◆ Work request ◆
Each line of the data must reappear exactly in your answer, with no images included.

[Website and app data records]
*** Begin section ***
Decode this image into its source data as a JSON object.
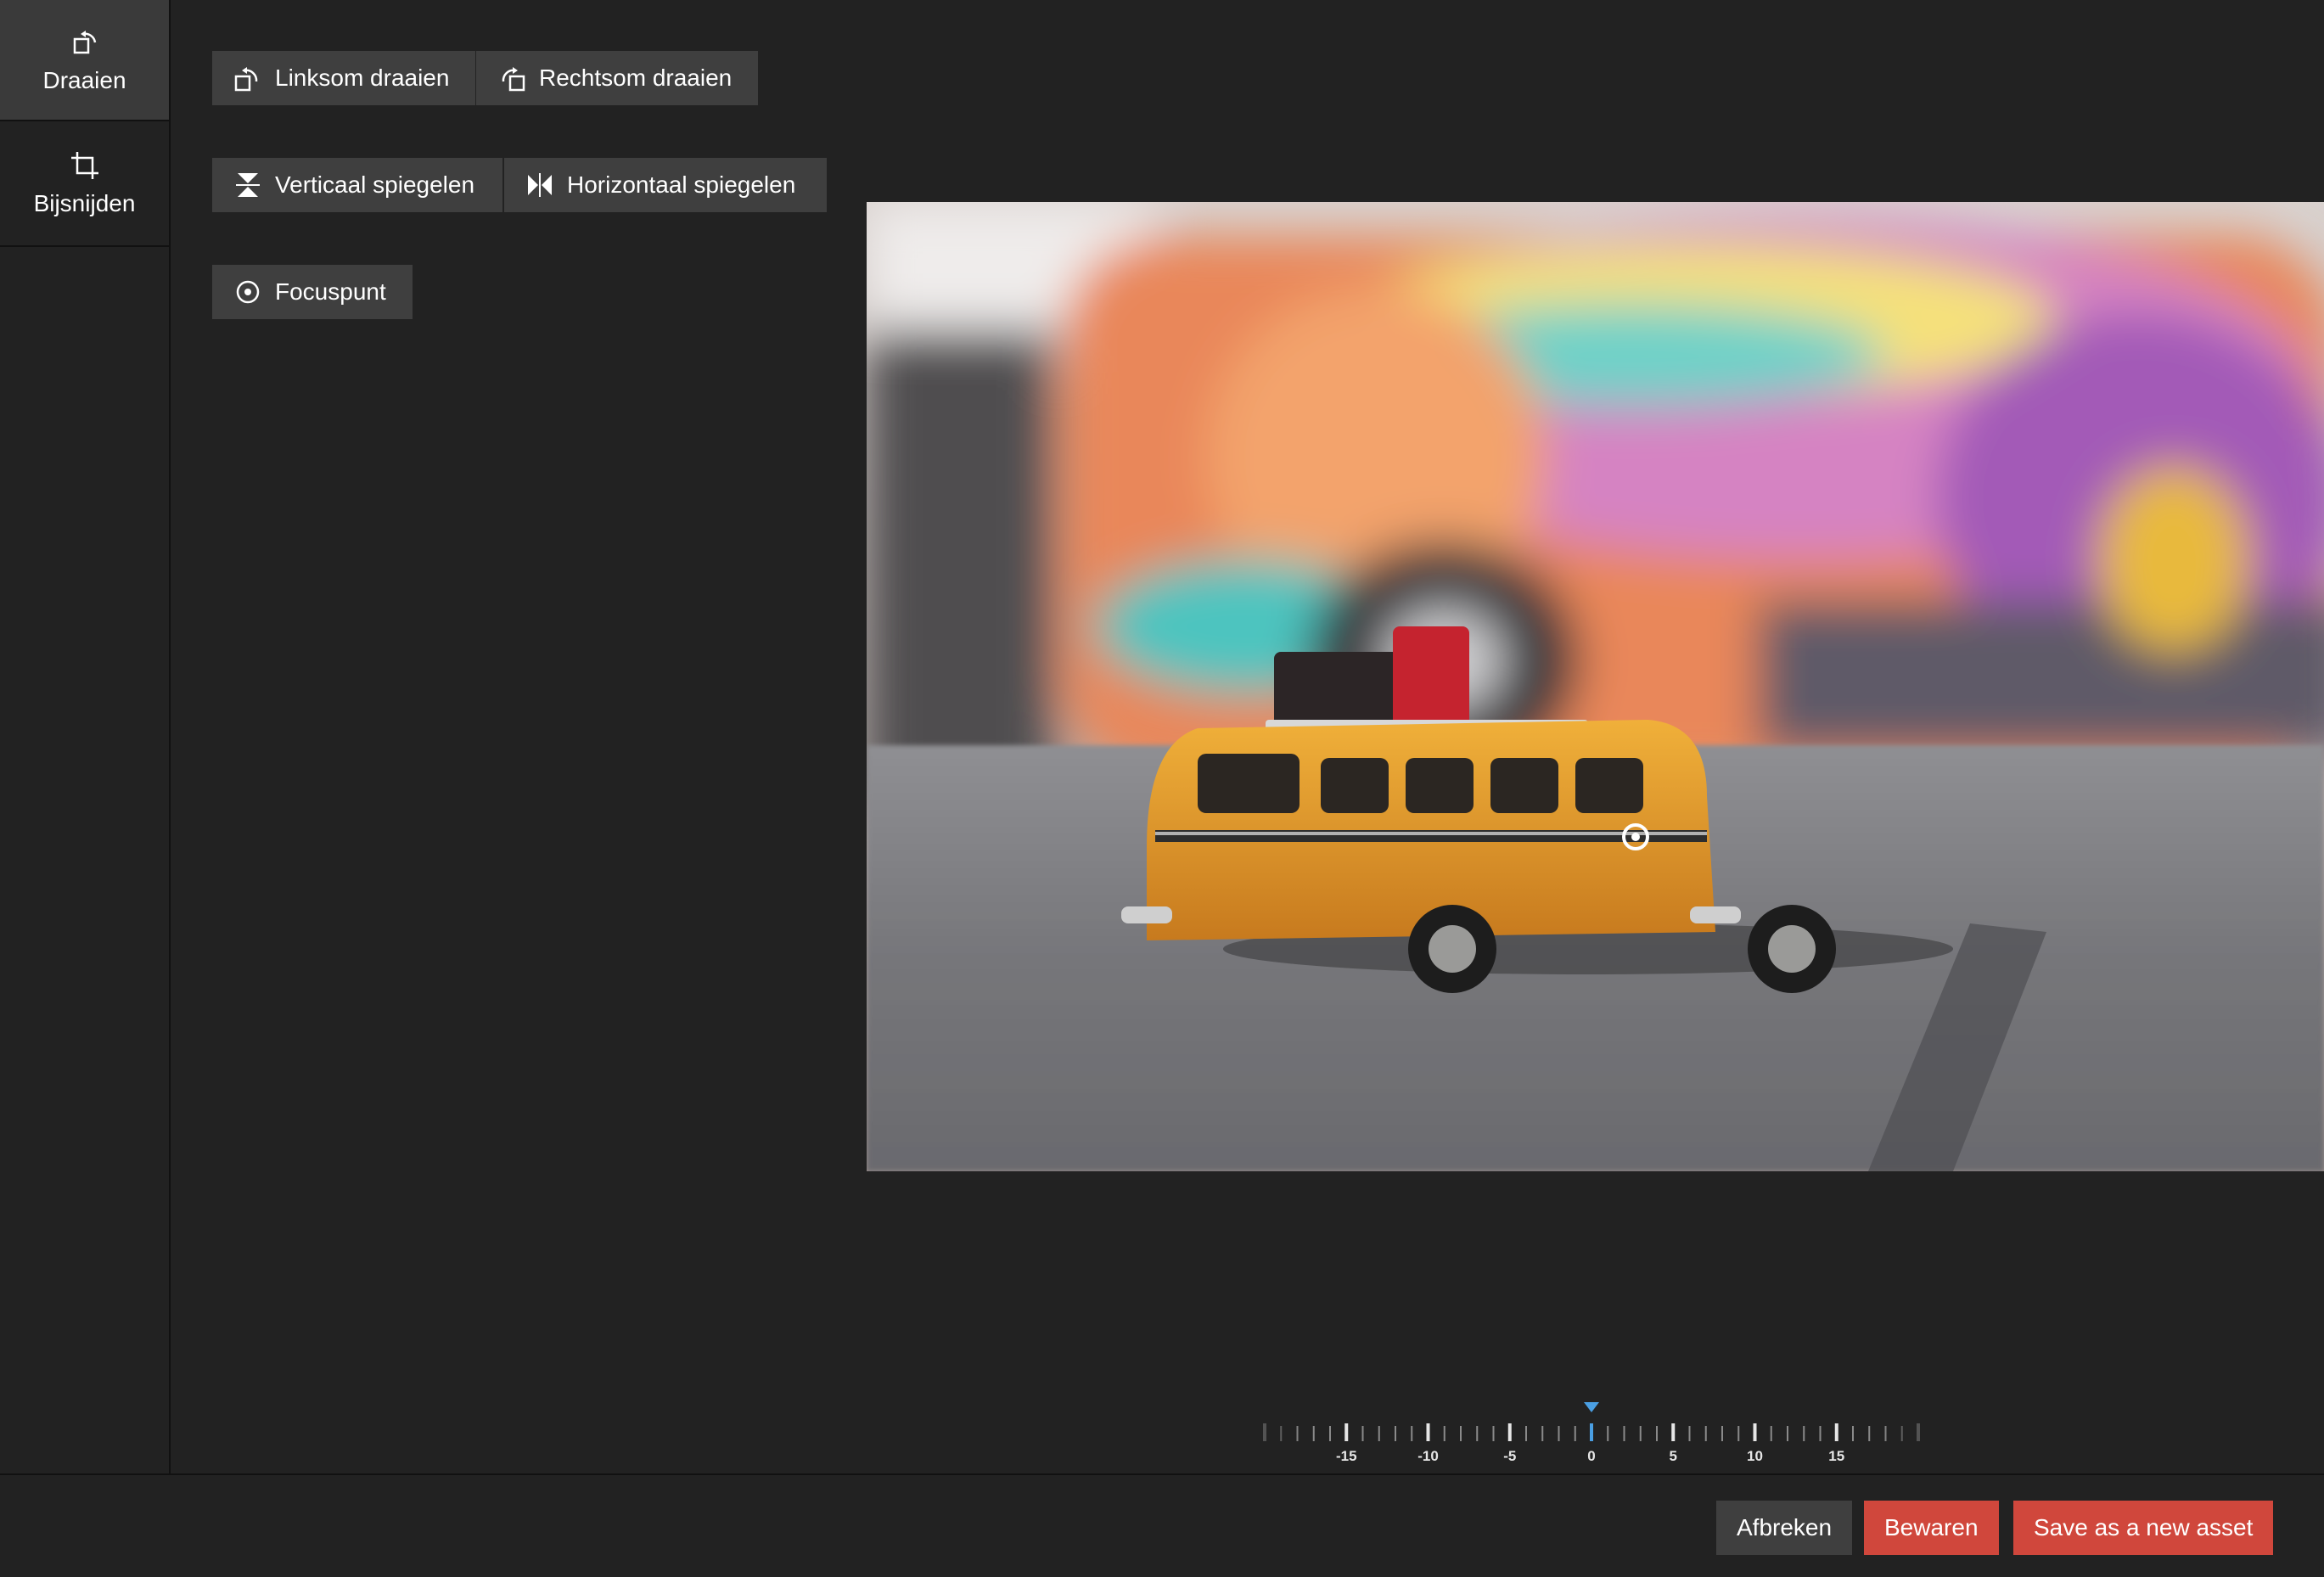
{
  "sidebar": {
    "tabs": [
      {
        "label": "Draaien",
        "icon": "rotate-icon",
        "active": true
      },
      {
        "label": "Bijsnijden",
        "icon": "crop-icon",
        "active": false
      }
    ]
  },
  "toolbar": {
    "rotate_left": "Linksom draaien",
    "rotate_right": "Rechtsom draaien",
    "flip_vertical": "Verticaal spiegelen",
    "flip_horizontal": "Horizontaal spiegelen",
    "focus_point": "Focuspunt"
  },
  "rotation": {
    "value": 0,
    "min": -20,
    "max": 20,
    "tick_labels": [
      "-15",
      "-10",
      "-5",
      "0",
      "5",
      "10",
      "15"
    ],
    "indicator_color": "#4a9fe3"
  },
  "footer": {
    "cancel": "Afbreken",
    "save": "Bewaren",
    "save_new": "Save as a new asset"
  },
  "colors": {
    "accent_red": "#d0473c",
    "button_gray": "#3f3f3f",
    "background": "#222222"
  }
}
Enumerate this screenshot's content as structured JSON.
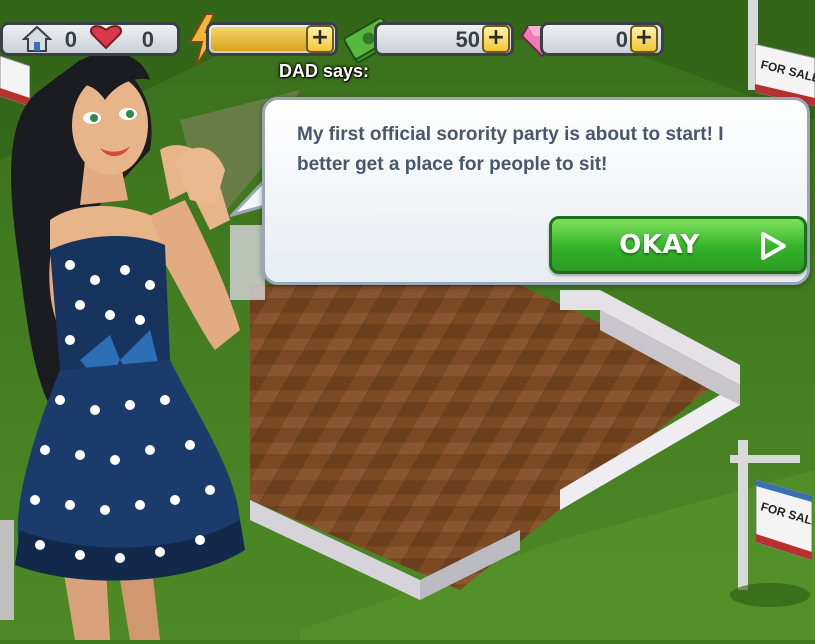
{
  "hud": {
    "houses_count": "0",
    "energy_plus": "+",
    "cash_value": "50",
    "cash_plus": "+",
    "gems_value": "0",
    "gems_plus": "+"
  },
  "dialog": {
    "speaker_label": "DAD says:",
    "message": "My first official sorority party is about to start! I better get a place for people to sit!",
    "okay_label": "OKAY"
  },
  "signs": {
    "for_sale_text": "FOR SALE"
  },
  "colors": {
    "grass": "#3f7a20",
    "floor": "#7a4a22",
    "okay_green": "#35b22a",
    "bubble_text": "#4a566b",
    "energy_fill": "#e9b52a"
  },
  "icons": {
    "house": "house-icon",
    "heart": "heart-icon",
    "energy": "lightning-icon",
    "cash": "cash-icon",
    "gem": "gem-icon",
    "okay": "play-arrow-icon"
  }
}
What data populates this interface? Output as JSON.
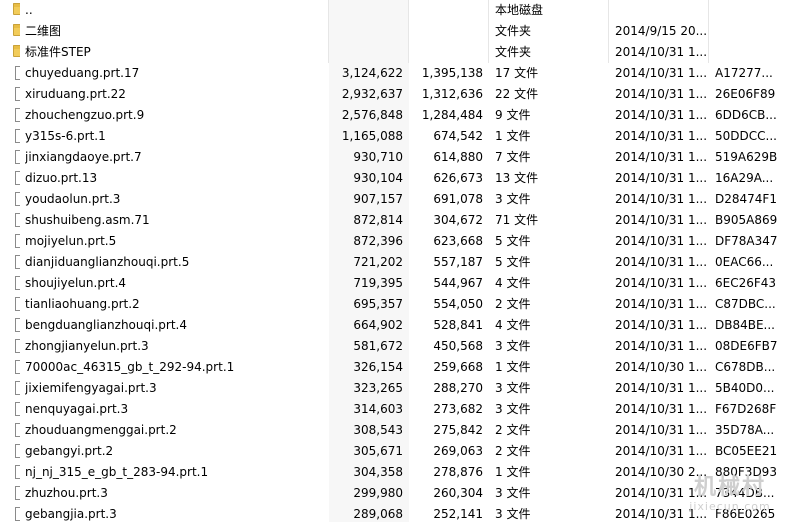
{
  "watermark": {
    "main": "机械村",
    "sub": "jixiecun.com"
  },
  "rows": [
    {
      "icon": "folder",
      "name": "..",
      "size": "",
      "packed": "",
      "type": "本地磁盘",
      "modified": "",
      "crc": ""
    },
    {
      "icon": "folder",
      "name": "二维图",
      "size": "",
      "packed": "",
      "type": "文件夹",
      "modified": "2014/9/15 20...",
      "crc": ""
    },
    {
      "icon": "folder",
      "name": "标准件STEP",
      "size": "",
      "packed": "",
      "type": "文件夹",
      "modified": "2014/10/31 1...",
      "crc": ""
    },
    {
      "icon": "file",
      "name": "chuyeduang.prt.17",
      "size": "3,124,622",
      "packed": "1,395,138",
      "type": "17 文件",
      "modified": "2014/10/31 1...",
      "crc": "A17277..."
    },
    {
      "icon": "file",
      "name": "xiruduang.prt.22",
      "size": "2,932,637",
      "packed": "1,312,636",
      "type": "22 文件",
      "modified": "2014/10/31 1...",
      "crc": "26E06F89"
    },
    {
      "icon": "file",
      "name": "zhouchengzuo.prt.9",
      "size": "2,576,848",
      "packed": "1,284,484",
      "type": "9 文件",
      "modified": "2014/10/31 1...",
      "crc": "6DD6CB..."
    },
    {
      "icon": "file",
      "name": "y315s-6.prt.1",
      "size": "1,165,088",
      "packed": "674,542",
      "type": "1 文件",
      "modified": "2014/10/31 1...",
      "crc": "50DDCC..."
    },
    {
      "icon": "file",
      "name": "jinxiangdaoye.prt.7",
      "size": "930,710",
      "packed": "614,880",
      "type": "7 文件",
      "modified": "2014/10/31 1...",
      "crc": "519A629B"
    },
    {
      "icon": "file",
      "name": "dizuo.prt.13",
      "size": "930,104",
      "packed": "626,673",
      "type": "13 文件",
      "modified": "2014/10/31 1...",
      "crc": "16A29A..."
    },
    {
      "icon": "file",
      "name": "youdaolun.prt.3",
      "size": "907,157",
      "packed": "691,078",
      "type": "3 文件",
      "modified": "2014/10/31 1...",
      "crc": "D28474F1"
    },
    {
      "icon": "file",
      "name": "shushuibeng.asm.71",
      "size": "872,814",
      "packed": "304,672",
      "type": "71 文件",
      "modified": "2014/10/31 1...",
      "crc": "B905A869"
    },
    {
      "icon": "file",
      "name": "mojiyelun.prt.5",
      "size": "872,396",
      "packed": "623,668",
      "type": "5 文件",
      "modified": "2014/10/31 1...",
      "crc": "DF78A347"
    },
    {
      "icon": "file",
      "name": "dianjiduanglianzhouqi.prt.5",
      "size": "721,202",
      "packed": "557,187",
      "type": "5 文件",
      "modified": "2014/10/31 1...",
      "crc": "0EAC66..."
    },
    {
      "icon": "file",
      "name": "shoujiyelun.prt.4",
      "size": "719,395",
      "packed": "544,967",
      "type": "4 文件",
      "modified": "2014/10/31 1...",
      "crc": "6EC26F43"
    },
    {
      "icon": "file",
      "name": "tianliaohuang.prt.2",
      "size": "695,357",
      "packed": "554,050",
      "type": "2 文件",
      "modified": "2014/10/31 1...",
      "crc": "C87DBC..."
    },
    {
      "icon": "file",
      "name": "bengduanglianzhouqi.prt.4",
      "size": "664,902",
      "packed": "528,841",
      "type": "4 文件",
      "modified": "2014/10/31 1...",
      "crc": "DB84BE..."
    },
    {
      "icon": "file",
      "name": "zhongjianyelun.prt.3",
      "size": "581,672",
      "packed": "450,568",
      "type": "3 文件",
      "modified": "2014/10/31 1...",
      "crc": "08DE6FB7"
    },
    {
      "icon": "file",
      "name": "70000ac_46315_gb_t_292-94.prt.1",
      "size": "326,154",
      "packed": "259,668",
      "type": "1 文件",
      "modified": "2014/10/30 1...",
      "crc": "C678DB..."
    },
    {
      "icon": "file",
      "name": "jixiemifengyagai.prt.3",
      "size": "323,265",
      "packed": "288,270",
      "type": "3 文件",
      "modified": "2014/10/31 1...",
      "crc": "5B40D0..."
    },
    {
      "icon": "file",
      "name": "nenquyagai.prt.3",
      "size": "314,603",
      "packed": "273,682",
      "type": "3 文件",
      "modified": "2014/10/31 1...",
      "crc": "F67D268F"
    },
    {
      "icon": "file",
      "name": "zhouduangmenggai.prt.2",
      "size": "308,543",
      "packed": "275,842",
      "type": "2 文件",
      "modified": "2014/10/31 1...",
      "crc": "35D78A..."
    },
    {
      "icon": "file",
      "name": "gebangyi.prt.2",
      "size": "305,671",
      "packed": "269,063",
      "type": "2 文件",
      "modified": "2014/10/31 1...",
      "crc": "BC05EE21"
    },
    {
      "icon": "file",
      "name": "nj_nj_315_e_gb_t_283-94.prt.1",
      "size": "304,358",
      "packed": "278,876",
      "type": "1 文件",
      "modified": "2014/10/30 2...",
      "crc": "880F3D93"
    },
    {
      "icon": "file",
      "name": "zhuzhou.prt.3",
      "size": "299,980",
      "packed": "260,304",
      "type": "3 文件",
      "modified": "2014/10/31 1...",
      "crc": "7344DB..."
    },
    {
      "icon": "file",
      "name": "gebangjia.prt.3",
      "size": "289,068",
      "packed": "252,141",
      "type": "3 文件",
      "modified": "2014/10/31 1...",
      "crc": "F86E0265"
    }
  ]
}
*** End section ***
◆ Task solution ◆
Decode this image into its source data as a JSON object.
{
  "sidebar": {
    "tabs": [
      {
        "label": "Draaien",
        "icon": "rotate-icon",
        "active": true
      },
      {
        "label": "Bijsnijden",
        "icon": "crop-icon",
        "active": false
      }
    ]
  },
  "toolbar": {
    "rotate_left": "Linksom draaien",
    "rotate_right": "Rechtsom draaien",
    "flip_vertical": "Verticaal spiegelen",
    "flip_horizontal": "Horizontaal spiegelen",
    "focus_point": "Focuspunt"
  },
  "rotation": {
    "value": 0,
    "min": -20,
    "max": 20,
    "tick_labels": [
      "-15",
      "-10",
      "-5",
      "0",
      "5",
      "10",
      "15"
    ],
    "indicator_color": "#4a9fe3"
  },
  "footer": {
    "cancel": "Afbreken",
    "save": "Bewaren",
    "save_new": "Save as a new asset"
  },
  "colors": {
    "accent_red": "#d0473c",
    "button_gray": "#3f3f3f",
    "background": "#222222"
  }
}
Enumerate this screenshot's content as structured JSON.
{
  "hud": {
    "houses_count": "0",
    "energy_plus": "+",
    "cash_value": "50",
    "cash_plus": "+",
    "gems_value": "0",
    "gems_plus": "+"
  },
  "dialog": {
    "speaker_label": "DAD says:",
    "message": "My first official sorority party is about to start! I better get a place for people to sit!",
    "okay_label": "OKAY"
  },
  "signs": {
    "for_sale_text": "FOR SALE"
  },
  "colors": {
    "grass": "#3f7a20",
    "floor": "#7a4a22",
    "okay_green": "#35b22a",
    "bubble_text": "#4a566b",
    "energy_fill": "#e9b52a"
  },
  "icons": {
    "house": "house-icon",
    "heart": "heart-icon",
    "energy": "lightning-icon",
    "cash": "cash-icon",
    "gem": "gem-icon",
    "okay": "play-arrow-icon"
  }
}
What data populates this interface? Output as JSON.
{
  "watermark": {
    "main": "机械村",
    "sub": "jixiecun.com"
  },
  "rows": [
    {
      "icon": "folder",
      "name": "..",
      "size": "",
      "packed": "",
      "type": "本地磁盘",
      "modified": "",
      "crc": ""
    },
    {
      "icon": "folder",
      "name": "二维图",
      "size": "",
      "packed": "",
      "type": "文件夹",
      "modified": "2014/9/15 20...",
      "crc": ""
    },
    {
      "icon": "folder",
      "name": "标准件STEP",
      "size": "",
      "packed": "",
      "type": "文件夹",
      "modified": "2014/10/31 1...",
      "crc": ""
    },
    {
      "icon": "file",
      "name": "chuyeduang.prt.17",
      "size": "3,124,622",
      "packed": "1,395,138",
      "type": "17 文件",
      "modified": "2014/10/31 1...",
      "crc": "A17277..."
    },
    {
      "icon": "file",
      "name": "xiruduang.prt.22",
      "size": "2,932,637",
      "packed": "1,312,636",
      "type": "22 文件",
      "modified": "2014/10/31 1...",
      "crc": "26E06F89"
    },
    {
      "icon": "file",
      "name": "zhouchengzuo.prt.9",
      "size": "2,576,848",
      "packed": "1,284,484",
      "type": "9 文件",
      "modified": "2014/10/31 1...",
      "crc": "6DD6CB..."
    },
    {
      "icon": "file",
      "name": "y315s-6.prt.1",
      "size": "1,165,088",
      "packed": "674,542",
      "type": "1 文件",
      "modified": "2014/10/31 1...",
      "crc": "50DDCC..."
    },
    {
      "icon": "file",
      "name": "jinxiangdaoye.prt.7",
      "size": "930,710",
      "packed": "614,880",
      "type": "7 文件",
      "modified": "2014/10/31 1...",
      "crc": "519A629B"
    },
    {
      "icon": "file",
      "name": "dizuo.prt.13",
      "size": "930,104",
      "packed": "626,673",
      "type": "13 文件",
      "modified": "2014/10/31 1...",
      "crc": "16A29A..."
    },
    {
      "icon": "file",
      "name": "youdaolun.prt.3",
      "size": "907,157",
      "packed": "691,078",
      "type": "3 文件",
      "modified": "2014/10/31 1...",
      "crc": "D28474F1"
    },
    {
      "icon": "file",
      "name": "shushuibeng.asm.71",
      "size": "872,814",
      "packed": "304,672",
      "type": "71 文件",
      "modified": "2014/10/31 1...",
      "crc": "B905A869"
    },
    {
      "icon": "file",
      "name": "mojiyelun.prt.5",
      "size": "872,396",
      "packed": "623,668",
      "type": "5 文件",
      "modified": "2014/10/31 1...",
      "crc": "DF78A347"
    },
    {
      "icon": "file",
      "name": "dianjiduanglianzhouqi.prt.5",
      "size": "721,202",
      "packed": "557,187",
      "type": "5 文件",
      "modified": "2014/10/31 1...",
      "crc": "0EAC66..."
    },
    {
      "icon": "file",
      "name": "shoujiyelun.prt.4",
      "size": "719,395",
      "packed": "544,967",
      "type": "4 文件",
      "modified": "2014/10/31 1...",
      "crc": "6EC26F43"
    },
    {
      "icon": "file",
      "name": "tianliaohuang.prt.2",
      "size": "695,357",
      "packed": "554,050",
      "type": "2 文件",
      "modified": "2014/10/31 1...",
      "crc": "C87DBC..."
    },
    {
      "icon": "file",
      "name": "bengduanglianzhouqi.prt.4",
      "size": "664,902",
      "packed": "528,841",
      "type": "4 文件",
      "modified": "2014/10/31 1...",
      "crc": "DB84BE..."
    },
    {
      "icon": "file",
      "name": "zhongjianyelun.prt.3",
      "size": "581,672",
      "packed": "450,568",
      "type": "3 文件",
      "modified": "2014/10/31 1...",
      "crc": "08DE6FB7"
    },
    {
      "icon": "file",
      "name": "70000ac_46315_gb_t_292-94.prt.1",
      "size": "326,154",
      "packed": "259,668",
      "type": "1 文件",
      "modified": "2014/10/30 1...",
      "crc": "C678DB..."
    },
    {
      "icon": "file",
      "name": "jixiemifengyagai.prt.3",
      "size": "323,265",
      "packed": "288,270",
      "type": "3 文件",
      "modified": "2014/10/31 1...",
      "crc": "5B40D0..."
    },
    {
      "icon": "file",
      "name": "nenquyagai.prt.3",
      "size": "314,603",
      "packed": "273,682",
      "type": "3 文件",
      "modified": "2014/10/31 1...",
      "crc": "F67D268F"
    },
    {
      "icon": "file",
      "name": "zhouduangmenggai.prt.2",
      "size": "308,543",
      "packed": "275,842",
      "type": "2 文件",
      "modified": "2014/10/31 1...",
      "crc": "35D78A..."
    },
    {
      "icon": "file",
      "name": "gebangyi.prt.2",
      "size": "305,671",
      "packed": "269,063",
      "type": "2 文件",
      "modified": "2014/10/31 1...",
      "crc": "BC05EE21"
    },
    {
      "icon": "file",
      "name": "nj_nj_315_e_gb_t_283-94.prt.1",
      "size": "304,358",
      "packed": "278,876",
      "type": "1 文件",
      "modified": "2014/10/30 2...",
      "crc": "880F3D93"
    },
    {
      "icon": "file",
      "name": "zhuzhou.prt.3",
      "size": "299,980",
      "packed": "260,304",
      "type": "3 文件",
      "modified": "2014/10/31 1...",
      "crc": "7344DB..."
    },
    {
      "icon": "file",
      "name": "gebangjia.prt.3",
      "size": "289,068",
      "packed": "252,141",
      "type": "3 文件",
      "modified": "2014/10/31 1...",
      "crc": "F86E0265"
    }
  ]
}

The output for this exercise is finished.